The situation is "bound to claim casualties," Regalado said. "Chuck is the dean. He was the first elected, he goes way back, and he's bound to be affected by this."
The Calderon family rose on its members' reputation as voracious campaign fundraisers willing to play political hardball. Various Calderons leveraged themselves and their kin into coveted chairmanships on powerful committees overseeing insurance, banking and other key industries.
The indictments were no surprise to many in and outside of state government, who said Ronald and Tom Calderon had reputations for pushing the envelope on ethics regulations, tapping campaign accounts and gifts from special interests to fund luxurious lifestyles.
"When we have done reports on gifts received by legislators from outside special interests, the Calderons are often times at the top of our list in terms of recipients," said Kathay Feng, executive director of California Common Cause.
Members of the Calderon clan have raised some $15 million in contributions for dozens of political committees since 2000. More than $1 million of that money paid for golf outings to resorts in Las Vegas, Oregon, Hawaii and other locales.
An additional $220,000 in campaign donations funded steak dinners, and $4,000 went toward cigars, according to reports the Calderons filed with the state.
The family's political careers began with the election of Charles Calderon to the Montebello School Board in 1979. He later won a seat in the Assembly and, in 1990, used that as a springboard to the state Senate.
He returned to the Assembly in 2006 and was Majority Floor Leader and a member of the Appropriations Committee when he left due to term limits in 2012.
Tom Calderon sat in the Assembly from 1998 to 2002. After leaving office, he won contracts advising local agencies, including the Central Basin Municipal Water District, on how to get their way in Sacramento. The district paid him $750,000 in consulting fees from 2004 through 2011.
Ronald Calderon was elected to the Assembly in 2002 and went to the Senate four years later. There, he was part of a small group of business-friendly moderates wooed by both parties' leaders when votes were tight. That gave him special sway in the upper house.
The brothers "mastered the art of how you leverage," said former state Sen. Gloria Romero, a Democrat who served with them.

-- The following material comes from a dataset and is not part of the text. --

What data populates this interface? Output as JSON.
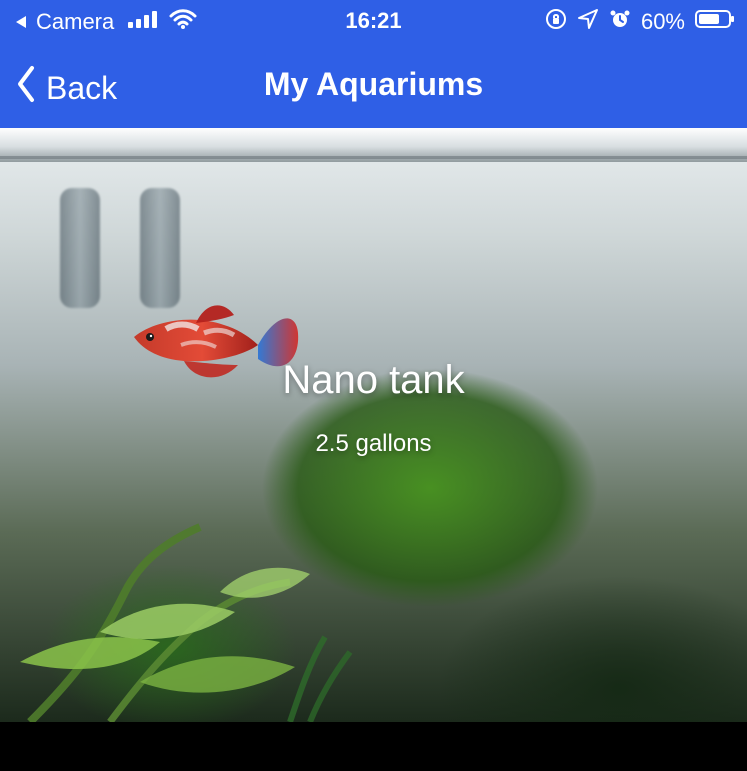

Until November, Ron Calderon chaired the Senate Insurance Committee, making him the gatekeeper for bills affecting the insurance industry even as he accepted campaign contributions from businesses that would be affected by those measures.
Calderon also served on the Senate Governmental Organization Committee, which oversees the gambling and liquor industries.
He was stripped of committees four months ago, after he publicly asserted that Steinberg and state Sen. Kevin De Leon (D-Los Angeles) were the true targets of the FBI investigation.
Assistant U.S. Atty. Douglas M. Miller released a sworn affidavit Friday saying FBI agents never told Calderon that other senators were targeted in the probe.
The Calderons' fall began last summer when the FBI raided Sen. Calderon's office. Shortly afterward, Sen. Calderon, whose term in the Senate runs out this year, abandoned a campaign for state controller. Tom Calderon dropped his run for his brother's Senate seat.
It remains to be seen whether the indictments will affect the reelection campaign of Assemblyman Ian Calderon.
"Ian, the new generation, is going to have to continue making his own mark, apart from the troubles besetting his uncles," Regalado said. "It's going to be difficult terrain."Copyright © 2015, Los Angeles Times